All entries that follow are to be printed exactly as written.
============================================================
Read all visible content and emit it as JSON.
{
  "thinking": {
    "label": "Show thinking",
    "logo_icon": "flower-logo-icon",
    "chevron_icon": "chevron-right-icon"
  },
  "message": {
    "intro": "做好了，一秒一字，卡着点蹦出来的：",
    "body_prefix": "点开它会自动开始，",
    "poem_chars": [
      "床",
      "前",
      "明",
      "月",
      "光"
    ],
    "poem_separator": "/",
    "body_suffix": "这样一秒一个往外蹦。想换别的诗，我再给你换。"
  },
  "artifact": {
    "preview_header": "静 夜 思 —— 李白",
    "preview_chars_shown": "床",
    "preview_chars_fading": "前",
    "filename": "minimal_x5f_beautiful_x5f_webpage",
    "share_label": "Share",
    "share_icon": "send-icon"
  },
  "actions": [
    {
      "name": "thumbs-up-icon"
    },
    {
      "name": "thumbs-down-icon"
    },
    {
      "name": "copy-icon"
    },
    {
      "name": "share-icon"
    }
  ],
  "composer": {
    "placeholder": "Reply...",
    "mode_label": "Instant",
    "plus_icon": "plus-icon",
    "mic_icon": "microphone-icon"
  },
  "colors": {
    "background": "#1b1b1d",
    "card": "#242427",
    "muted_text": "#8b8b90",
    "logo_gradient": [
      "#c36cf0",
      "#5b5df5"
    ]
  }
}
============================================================
Exercise answer:
Read all visible content and emit it as JSON.
{
  "thinking": {
    "label": "Show thinking",
    "logo_icon": "flower-logo-icon",
    "chevron_icon": "chevron-right-icon"
  },
  "message": {
    "intro": "做好了，一秒一字，卡着点蹦出来的：",
    "body_prefix": "点开它会自动开始，",
    "poem_chars": [
      "床",
      "前",
      "明",
      "月",
      "光"
    ],
    "poem_separator": "/",
    "body_suffix": "这样一秒一个往外蹦。想换别的诗，我再给你换。"
  },
  "artifact": {
    "preview_header": "静 夜 思 —— 李白",
    "preview_chars_shown": "床",
    "preview_chars_fading": "前",
    "filename": "minimal_x5f_beautiful_x5f_webpage",
    "share_label": "Share",
    "share_icon": "send-icon"
  },
  "actions": [
    {
      "name": "thumbs-up-icon"
    },
    {
      "name": "thumbs-down-icon"
    },
    {
      "name": "copy-icon"
    },
    {
      "name": "share-icon"
    }
  ],
  "composer": {
    "placeholder": "Reply...",
    "mode_label": "Instant",
    "plus_icon": "plus-icon",
    "mic_icon": "microphone-icon"
  },
  "colors": {
    "background": "#1b1b1d",
    "card": "#242427",
    "muted_text": "#8b8b90",
    "logo_gradient": [
      "#c36cf0",
      "#5b5df5"
    ]
  }
}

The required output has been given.